Where to purchase essential oils? Throughout the course, Linda persistently reminded us about the importance of using practitioner grade essential oil whenever possible, meaning that the essential oils in the bottle contain only the oil from the first distillation of the plant, ensuring that the oil is of the highest quality and integrity. (As opposed to the same plant material being distilled twice, ensure that there are no other preservatives or other ingredients put into the oil, etc.). To guarantee that your essential oils are of good quality, you may need to do a little research. Currently, I purchase essential oils from Aromatherapy International, because this company has essential oils of high quality and there is a distributor of this line in Boston. Other recommended companies to purchase essential oils from include Floracopeia (they are expensive but their essential oils smell AMAZING) and Fragrant Earth.

Essential oils can be applied using various methods. A single essential oil diluted in a carrier oil or a blend of 3-5 essential oils diluted in a carrier oil can be applied topically. Carrier oils can be any type of oil, such as almond oil, apricot kernel oil, extra virgin olive oil, etc. Typically (but there are some exceptions) it is not recommended to apply essential oils topically by themselves without a fat or some type of carrier oil, because essential oils are very strong. In our class, we diluted 15 drops of essential oil in 1 oz of carrier oil. In addition, we learned never to take essential oils internally (again, essential oils are STRONG). However, this opinion differs depending on who you talk to.

Another way that essential oils can be enjoyed is by diffusers and nebulizers. In order to preserve the quality of the essential oils, especially if you are using them for medicinal purposes, it is important not to add heat to them (this rules out most diffusers, such as candle diffusers). Nebulizers technically are not supposed to use heat when diffusing the scent of an essential oil across a room. For example, a picture of a glass nebulizer can be found here. The downside to this nebulizer is that it requires a lot of essential oil when using it, and it is very hard to clean. The other nebulizer that was recommended to us in the course was the Heavenly Scent Diffuser/Nebulizer:

Heavenly Scent Diffuser/Nebulizer

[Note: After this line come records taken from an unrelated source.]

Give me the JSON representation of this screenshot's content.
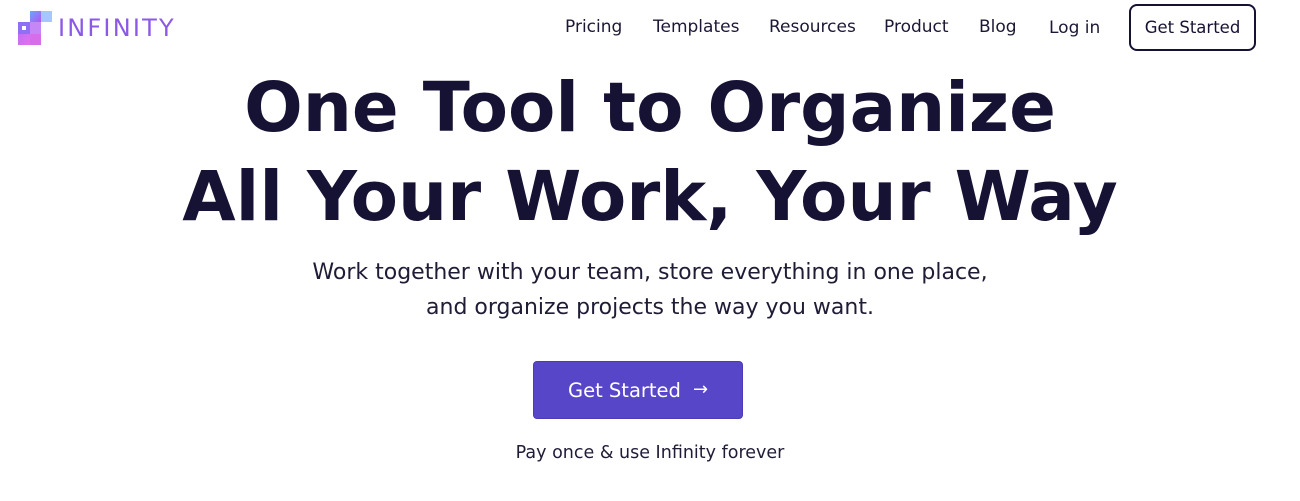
{
  "header": {
    "logo_text": "INFINITY",
    "nav": [
      {
        "label": "Pricing"
      },
      {
        "label": "Templates"
      },
      {
        "label": "Resources"
      },
      {
        "label": "Product"
      },
      {
        "label": "Blog"
      },
      {
        "label": "Log in"
      }
    ],
    "cta_label": "Get Started"
  },
  "hero": {
    "title_line_1": "One Tool to Organize",
    "title_line_2": "All Your Work, Your Way",
    "subtitle_line_1": "Work together with your team, store everything in one place,",
    "subtitle_line_2": "and organize projects the way you want.",
    "cta_label": "Get Started",
    "cta_icon": "arrow-right-icon",
    "note": "Pay once & use Infinity forever"
  },
  "colors": {
    "brand": "#8c59e6",
    "primary_button": "#5746c7",
    "text": "#161234"
  }
}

Add some water to the nebulizer and 5-7 drops of essential oils, plug it in, and you can enjoy the scent for 50 min. - 9 hours, depending on what timer settings you choose. The downside is that the diffuser does use specially designed plastic cups to put the essential oils in for use. However, they last for quite awhile and shouldn't need to be replaced often. The upside is that the nebulizer does not require much essential oil for use, is easy to clean, has a convenient timer, and produces a lovely mist! To diffuse the essential oils, this nebulizer uses a fan that breaks down the molecules of the essential oils, and releases them into the air. The Heavenly Scent Diffuser can be purchased from Aromatherapy International. Something to remember if purchasing a nebulizer other than the ones mentioned here is that not all nebulizers sold are actually nebulizers. Again, technically, nebulizers aren't supposed to use heat to break down the essential oils, whereas diffusers can use heat. Many nebulizers sold on the market may use heat, even if they are called nebulizers. So if you are considering purchasing a nebulizer, make sure that you are in fact paying for a nebulizer, and not a diffuser!

Finally, in our last aromatherapy class, we made several natural body products, and applied our essential oil blending techniques to use in the products. Items we made included body powders, bath salts, and a moisturizer cream.

I thoroughly enjoyed the Aromatherapy Certification Course, and would highly recommend it to others. For myself, I've found it important to learn more about my health and ways to take care of myself using natural methods. If you have any questions about the course, please let me know! And to learn more about The Boston School of Herbal Studies and the classes that they offer, check out their website and join their mailing list!